While Today’s Dietitian listed “Probiotic Push” as one of the hot nutrition trends for 2016, their synergistic partners, prebiotics, have not gained as much traction with either consumers or health professionals.
In order to have safe and high-quality products, dairies must start with high-quality raw milk and cream. Tests must be selected and run on each batch/tanker before you decide whether or not to accept the load.
Before the Trans-Pacific Partnership (TPP), U.S. cheese exporters faced a 245% out-of-quota tariff if they wanted to ship to Canada. After TPP is implemented, U.S. cheese exporters will continue to face a 245% out-of-quota tariff, but with the opportunity to compete for a larger quota of various cheeses.
People are living longer, but their golden years are often marked by physical and mental decline. It is estimated that as many as 90% of seniors are deficient in Vitamin D, a critical nutrient for aging bodies and brains. Physicians frequently prescribe a vitamin D supplement, but fortified dairy foods contain a readily absorbable source of this nutrient, plus an overall nutrient package that may be more beneficial to bone, cardiovascular and cognitive health than a pill.
While protein consumption in the United States generally meets the minimum requirements, emerging research indicates a higher-protein diet — while staying within the range of 10% to 35% of total calories (the amount for weight management) — may have benefits for certain populations.
Hygienic design is a design process or a set of design principles to manage hazards and reduce food safety risks in food processing equipment, processes and facilities.

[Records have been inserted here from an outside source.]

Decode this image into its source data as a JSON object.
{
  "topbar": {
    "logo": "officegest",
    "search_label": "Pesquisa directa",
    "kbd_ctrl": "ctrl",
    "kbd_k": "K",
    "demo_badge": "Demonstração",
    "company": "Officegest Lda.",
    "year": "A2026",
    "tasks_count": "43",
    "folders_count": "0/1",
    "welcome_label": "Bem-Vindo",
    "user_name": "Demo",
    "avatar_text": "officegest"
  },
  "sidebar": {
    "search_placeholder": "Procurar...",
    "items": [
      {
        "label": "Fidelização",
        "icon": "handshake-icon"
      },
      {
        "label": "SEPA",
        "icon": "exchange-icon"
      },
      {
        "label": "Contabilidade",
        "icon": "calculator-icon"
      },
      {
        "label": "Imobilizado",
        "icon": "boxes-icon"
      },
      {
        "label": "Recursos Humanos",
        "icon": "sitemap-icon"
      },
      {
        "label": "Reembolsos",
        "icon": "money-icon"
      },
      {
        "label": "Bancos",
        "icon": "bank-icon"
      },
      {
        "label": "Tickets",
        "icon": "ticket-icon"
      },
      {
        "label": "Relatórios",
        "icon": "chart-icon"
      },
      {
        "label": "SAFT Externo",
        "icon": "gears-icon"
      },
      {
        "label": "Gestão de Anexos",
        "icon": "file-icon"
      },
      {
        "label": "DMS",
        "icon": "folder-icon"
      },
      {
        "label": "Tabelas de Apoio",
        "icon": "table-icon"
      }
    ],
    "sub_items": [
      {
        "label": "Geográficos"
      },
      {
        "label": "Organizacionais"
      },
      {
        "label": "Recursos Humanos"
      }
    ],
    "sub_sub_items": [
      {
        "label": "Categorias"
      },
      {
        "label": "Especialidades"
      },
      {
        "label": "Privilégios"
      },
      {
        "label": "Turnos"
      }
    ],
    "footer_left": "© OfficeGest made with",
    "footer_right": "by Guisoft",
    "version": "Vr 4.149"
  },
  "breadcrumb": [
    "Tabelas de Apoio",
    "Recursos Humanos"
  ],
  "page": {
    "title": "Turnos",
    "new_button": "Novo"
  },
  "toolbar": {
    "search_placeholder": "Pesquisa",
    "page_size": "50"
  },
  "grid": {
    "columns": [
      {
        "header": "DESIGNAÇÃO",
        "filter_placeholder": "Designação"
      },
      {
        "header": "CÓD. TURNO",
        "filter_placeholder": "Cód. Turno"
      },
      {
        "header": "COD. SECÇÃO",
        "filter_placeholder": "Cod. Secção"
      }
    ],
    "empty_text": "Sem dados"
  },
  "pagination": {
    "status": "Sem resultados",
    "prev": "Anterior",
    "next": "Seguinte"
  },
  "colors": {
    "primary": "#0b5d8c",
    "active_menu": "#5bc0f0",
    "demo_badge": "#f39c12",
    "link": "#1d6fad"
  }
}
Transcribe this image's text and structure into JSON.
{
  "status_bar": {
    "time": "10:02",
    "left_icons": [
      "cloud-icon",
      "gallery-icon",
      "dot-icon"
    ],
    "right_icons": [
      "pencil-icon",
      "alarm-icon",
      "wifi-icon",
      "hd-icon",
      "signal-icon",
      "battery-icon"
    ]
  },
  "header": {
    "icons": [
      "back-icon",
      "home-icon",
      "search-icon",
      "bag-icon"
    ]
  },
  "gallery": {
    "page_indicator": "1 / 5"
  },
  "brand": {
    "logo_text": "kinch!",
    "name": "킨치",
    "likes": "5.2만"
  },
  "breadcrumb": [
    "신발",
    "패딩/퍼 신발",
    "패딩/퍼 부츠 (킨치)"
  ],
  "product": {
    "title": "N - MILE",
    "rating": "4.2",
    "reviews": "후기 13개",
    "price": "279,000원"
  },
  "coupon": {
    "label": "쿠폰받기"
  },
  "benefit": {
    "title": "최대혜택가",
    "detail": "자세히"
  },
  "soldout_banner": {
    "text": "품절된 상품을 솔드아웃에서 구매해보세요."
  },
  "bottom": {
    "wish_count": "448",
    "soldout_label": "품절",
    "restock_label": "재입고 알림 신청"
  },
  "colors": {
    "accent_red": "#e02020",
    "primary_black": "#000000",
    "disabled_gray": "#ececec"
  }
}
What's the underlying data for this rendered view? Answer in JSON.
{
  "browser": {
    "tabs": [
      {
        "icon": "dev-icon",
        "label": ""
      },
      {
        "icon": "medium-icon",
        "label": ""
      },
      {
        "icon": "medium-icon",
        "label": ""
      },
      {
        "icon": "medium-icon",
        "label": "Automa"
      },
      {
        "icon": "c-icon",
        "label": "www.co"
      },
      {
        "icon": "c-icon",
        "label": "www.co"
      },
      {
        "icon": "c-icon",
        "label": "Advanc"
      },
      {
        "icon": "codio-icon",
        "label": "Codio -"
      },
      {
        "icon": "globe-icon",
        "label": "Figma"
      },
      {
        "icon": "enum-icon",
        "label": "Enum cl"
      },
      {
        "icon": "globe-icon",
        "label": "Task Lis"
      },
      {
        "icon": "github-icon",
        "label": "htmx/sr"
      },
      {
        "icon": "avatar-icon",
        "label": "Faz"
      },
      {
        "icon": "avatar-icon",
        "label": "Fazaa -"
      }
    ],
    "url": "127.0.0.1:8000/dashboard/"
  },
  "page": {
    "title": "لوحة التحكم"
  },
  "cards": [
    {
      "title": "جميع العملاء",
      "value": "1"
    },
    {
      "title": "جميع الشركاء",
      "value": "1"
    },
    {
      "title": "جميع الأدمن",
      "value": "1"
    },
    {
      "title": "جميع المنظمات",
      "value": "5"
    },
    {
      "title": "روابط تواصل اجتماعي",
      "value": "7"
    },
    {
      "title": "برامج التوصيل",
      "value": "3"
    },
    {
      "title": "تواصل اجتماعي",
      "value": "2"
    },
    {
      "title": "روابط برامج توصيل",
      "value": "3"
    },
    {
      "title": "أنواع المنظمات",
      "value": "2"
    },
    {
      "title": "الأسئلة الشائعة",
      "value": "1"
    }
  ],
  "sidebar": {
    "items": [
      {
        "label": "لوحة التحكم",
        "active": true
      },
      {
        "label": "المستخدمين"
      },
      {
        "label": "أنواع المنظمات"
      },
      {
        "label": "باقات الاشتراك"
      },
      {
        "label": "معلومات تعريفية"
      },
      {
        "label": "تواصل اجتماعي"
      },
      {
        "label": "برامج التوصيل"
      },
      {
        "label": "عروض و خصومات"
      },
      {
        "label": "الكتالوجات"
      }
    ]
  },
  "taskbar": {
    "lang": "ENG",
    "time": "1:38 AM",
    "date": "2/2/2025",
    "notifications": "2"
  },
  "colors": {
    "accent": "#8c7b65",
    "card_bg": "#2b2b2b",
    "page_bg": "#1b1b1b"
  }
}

For this article, we will concentrate solely on equipment with one very big proviso – equipment design is only one of many inter-related elements.
There is a growing mandate from health authorities to reduce consumption of sugars (i.e., mono- and di-saccharides). For example, the current Dietary Guidelines for Americans call for significant reduction in calories from “added sugars.” Excluding lactose (which could eventually be included), current frozen desserts can contribute up to 22 grams of added sugars per serving, representing approximately 80% of total calories. The numbers will surge as serving sizes are increased to reflect the amounts typically consumed by Americans.